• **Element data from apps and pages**
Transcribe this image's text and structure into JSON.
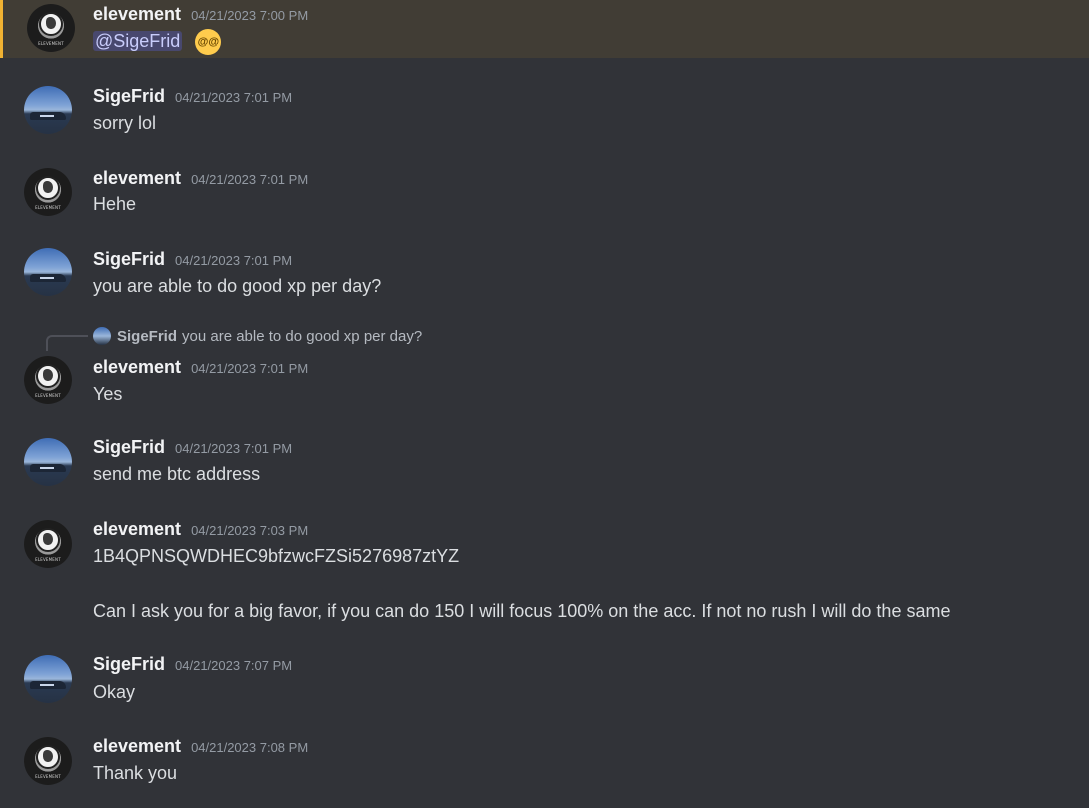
{
  "messages": [
    {
      "author": "elevement",
      "avatar": "elevement",
      "timestamp": "04/21/2023 7:00 PM",
      "mention": "@SigeFrid",
      "emoji": "dizzy-face-emoji"
    },
    {
      "author": "SigeFrid",
      "avatar": "sigefrid",
      "timestamp": "04/21/2023 7:01 PM",
      "text": "sorry lol"
    },
    {
      "author": "elevement",
      "avatar": "elevement",
      "timestamp": "04/21/2023 7:01 PM",
      "text": "Hehe"
    },
    {
      "author": "SigeFrid",
      "avatar": "sigefrid",
      "timestamp": "04/21/2023 7:01 PM",
      "text": "you are able to do good xp per day?"
    },
    {
      "author": "elevement",
      "avatar": "elevement",
      "timestamp": "04/21/2023 7:01 PM",
      "text": "Yes",
      "reply": {
        "author": "SigeFrid",
        "text": "you are able to do good xp per day?"
      }
    },
    {
      "author": "SigeFrid",
      "avatar": "sigefrid",
      "timestamp": "04/21/2023 7:01 PM",
      "text": "send me btc address"
    },
    {
      "author": "elevement",
      "avatar": "elevement",
      "timestamp": "04/21/2023 7:03 PM",
      "text": "1B4QPNSQWDHEC9bfzwcFZSi5276987ztYZ",
      "text2": "Can I ask you for a big favor, if you can do 150 I will focus 100% on the acc. If not no rush I will do the same"
    },
    {
      "author": "SigeFrid",
      "avatar": "sigefrid",
      "timestamp": "04/21/2023 7:07 PM",
      "text": "Okay"
    },
    {
      "author": "elevement",
      "avatar": "elevement",
      "timestamp": "04/21/2023 7:08 PM",
      "text": "Thank you"
    }
  ],
  "avatar_caption": "ELEVEMENT",
  "colors": {
    "background": "#313338",
    "mention_highlight": "#413d35",
    "mention_bar": "#f0b232",
    "name": "#f2f3f5",
    "timestamp": "#949ba4"
  }
}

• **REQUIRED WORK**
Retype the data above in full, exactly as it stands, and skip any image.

• **WRITTEN ANSWER**
Transcribe this image's text and structure into JSON.
{
  "messages": [
    {
      "author": "elevement",
      "avatar": "elevement",
      "timestamp": "04/21/2023 7:00 PM",
      "mention": "@SigeFrid",
      "emoji": "dizzy-face-emoji"
    },
    {
      "author": "SigeFrid",
      "avatar": "sigefrid",
      "timestamp": "04/21/2023 7:01 PM",
      "text": "sorry lol"
    },
    {
      "author": "elevement",
      "avatar": "elevement",
      "timestamp": "04/21/2023 7:01 PM",
      "text": "Hehe"
    },
    {
      "author": "SigeFrid",
      "avatar": "sigefrid",
      "timestamp": "04/21/2023 7:01 PM",
      "text": "you are able to do good xp per day?"
    },
    {
      "author": "elevement",
      "avatar": "elevement",
      "timestamp": "04/21/2023 7:01 PM",
      "text": "Yes",
      "reply": {
        "author": "SigeFrid",
        "text": "you are able to do good xp per day?"
      }
    },
    {
      "author": "SigeFrid",
      "avatar": "sigefrid",
      "timestamp": "04/21/2023 7:01 PM",
      "text": "send me btc address"
    },
    {
      "author": "elevement",
      "avatar": "elevement",
      "timestamp": "04/21/2023 7:03 PM",
      "text": "1B4QPNSQWDHEC9bfzwcFZSi5276987ztYZ",
      "text2": "Can I ask you for a big favor, if you can do 150 I will focus 100% on the acc. If not no rush I will do the same"
    },
    {
      "author": "SigeFrid",
      "avatar": "sigefrid",
      "timestamp": "04/21/2023 7:07 PM",
      "text": "Okay"
    },
    {
      "author": "elevement",
      "avatar": "elevement",
      "timestamp": "04/21/2023 7:08 PM",
      "text": "Thank you"
    }
  ],
  "avatar_caption": "ELEVEMENT",
  "colors": {
    "background": "#313338",
    "mention_highlight": "#413d35",
    "mention_bar": "#f0b232",
    "name": "#f2f3f5",
    "timestamp": "#949ba4"
  }
}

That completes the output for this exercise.